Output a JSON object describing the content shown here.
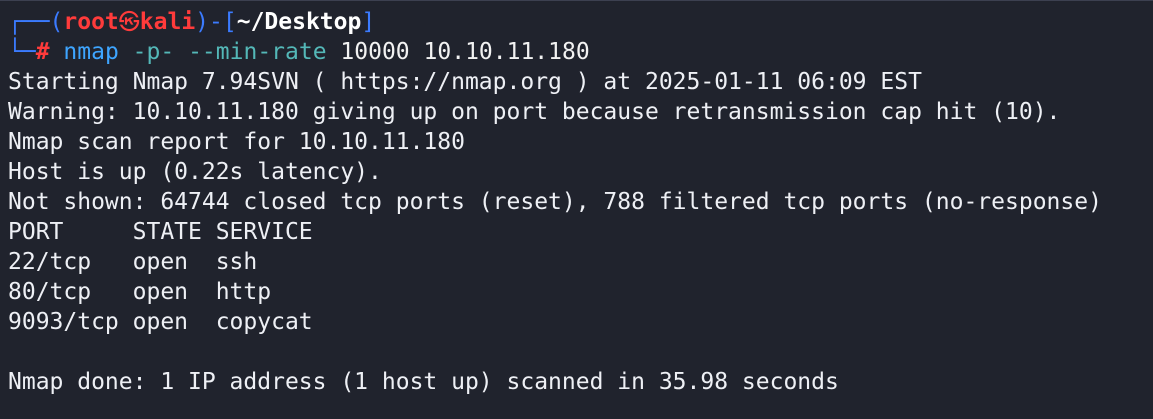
{
  "prompt": {
    "open_bracket": "┌──(",
    "user": "root",
    "skull": "㉿",
    "host": "kali",
    "mid": ")-[",
    "cwd": "~/Desktop",
    "close_bracket": "]",
    "corner": "└─",
    "hash": "#"
  },
  "command": {
    "program": "nmap",
    "flag1": "-p-",
    "flag2": "--min-rate",
    "rate": "10000",
    "target": "10.10.11.180"
  },
  "output": [
    "Starting Nmap 7.94SVN ( https://nmap.org ) at 2025-01-11 06:09 EST",
    "Warning: 10.10.11.180 giving up on port because retransmission cap hit (10).",
    "Nmap scan report for 10.10.11.180",
    "Host is up (0.22s latency).",
    "Not shown: 64744 closed tcp ports (reset), 788 filtered tcp ports (no-response)",
    "PORT     STATE SERVICE",
    "22/tcp   open  ssh",
    "80/tcp   open  http",
    "9093/tcp open  copycat",
    "",
    "Nmap done: 1 IP address (1 host up) scanned in 35.98 seconds"
  ]
}
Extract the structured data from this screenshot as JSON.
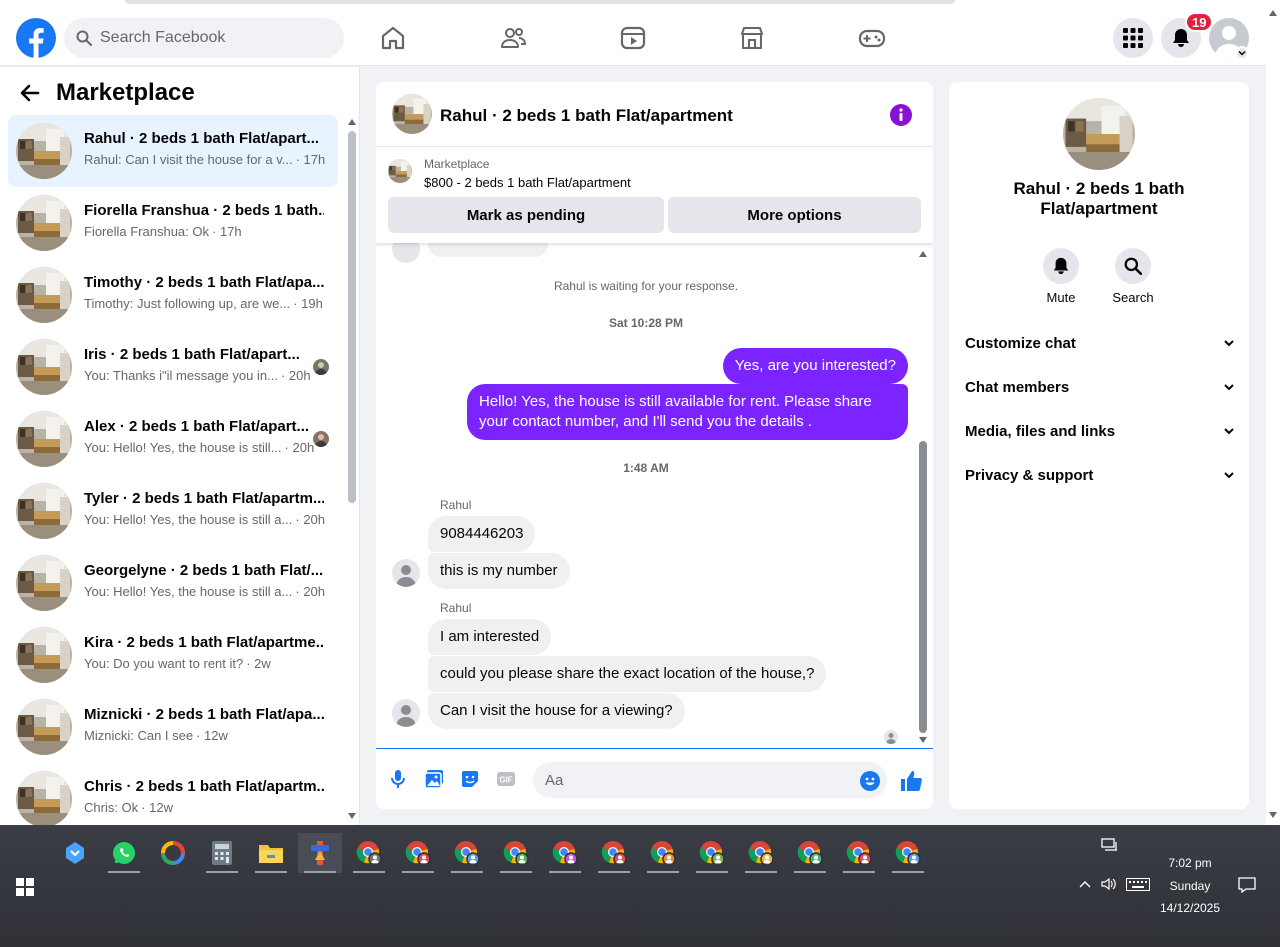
{
  "header": {
    "search_placeholder": "Search Facebook",
    "notifications_count": "19"
  },
  "sidebar": {
    "title": "Marketplace",
    "conversations": [
      {
        "title": "Rahul · 2 beds 1 bath Flat/apart...",
        "snippet": "Rahul: Can I visit the house for a v...",
        "time": "· 17h",
        "active": true
      },
      {
        "title": "Fiorella Franshua · 2 beds 1 bath...",
        "snippet": "Fiorella Franshua: Ok",
        "time": "· 17h"
      },
      {
        "title": "Timothy · 2 beds 1 bath Flat/apa...",
        "snippet": "Timothy: Just following up, are we...",
        "time": "· 19h"
      },
      {
        "title": "Iris · 2 beds 1 bath Flat/apart...",
        "snippet": "You: Thanks i\"il message you in...",
        "time": "· 20h"
      },
      {
        "title": "Alex · 2 beds 1 bath Flat/apart...",
        "snippet": "You: Hello! Yes, the house is still...",
        "time": "· 20h"
      },
      {
        "title": "Tyler · 2 beds 1 bath Flat/apartm...",
        "snippet": "You: Hello! Yes, the house is still a...",
        "time": "· 20h"
      },
      {
        "title": "Georgelyne · 2 beds 1 bath Flat/...",
        "snippet": "You: Hello! Yes, the house is still a...",
        "time": "· 20h"
      },
      {
        "title": "Kira · 2 beds 1 bath Flat/apartme...",
        "snippet": "You: Do you want to rent it?",
        "time": "· 2w"
      },
      {
        "title": "Miznicki · 2 beds 1 bath Flat/apa...",
        "snippet": "Miznicki: Can I see",
        "time": "· 12w"
      },
      {
        "title": "Chris · 2 beds 1 bath Flat/apartm...",
        "snippet": "Chris: Ok",
        "time": "· 12w"
      }
    ]
  },
  "chat": {
    "title": "Rahul · 2 beds 1 bath Flat/apartment",
    "marketplace_label": "Marketplace",
    "listing": "$800 - 2 beds 1 bath Flat/apartment",
    "mark_pending": "Mark as pending",
    "more_options": "More options",
    "waiting_text": "Rahul is waiting for your response.",
    "time1": "Sat 10:28 PM",
    "out1": "Yes, are you interested?",
    "out2": "Hello! Yes, the house is still available for rent. Please share your contact number, and I'll send you the details .",
    "time2": "1:48 AM",
    "sender": "Rahul",
    "in1": "9084446203",
    "in2": "this is my number",
    "in3": "I am interested",
    "in4": "could you please share the exact location of the house,?",
    "in5": "Can I visit the house for a viewing?",
    "composer_placeholder": "Aa"
  },
  "rpanel": {
    "name": "Rahul · 2 beds 1 bath Flat/apartment",
    "mute": "Mute",
    "search": "Search",
    "rows": [
      "Customize chat",
      "Chat members",
      "Media, files and links",
      "Privacy & support"
    ]
  },
  "taskbar": {
    "time": "7:02 pm",
    "day": "Sunday",
    "date": "14/12/2025"
  },
  "colors": {
    "accent": "#1877f2",
    "bubble_out": "#7b24ff",
    "badge": "#e41e3f"
  }
}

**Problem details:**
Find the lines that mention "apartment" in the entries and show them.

**Result:**
    "title": "Rahul · 2 beds 1 bath Flat/apartment",
    "listing": "$800 - 2 beds 1 bath Flat/apartment",
    "name": "Rahul · 2 beds 1 bath Flat/apartment",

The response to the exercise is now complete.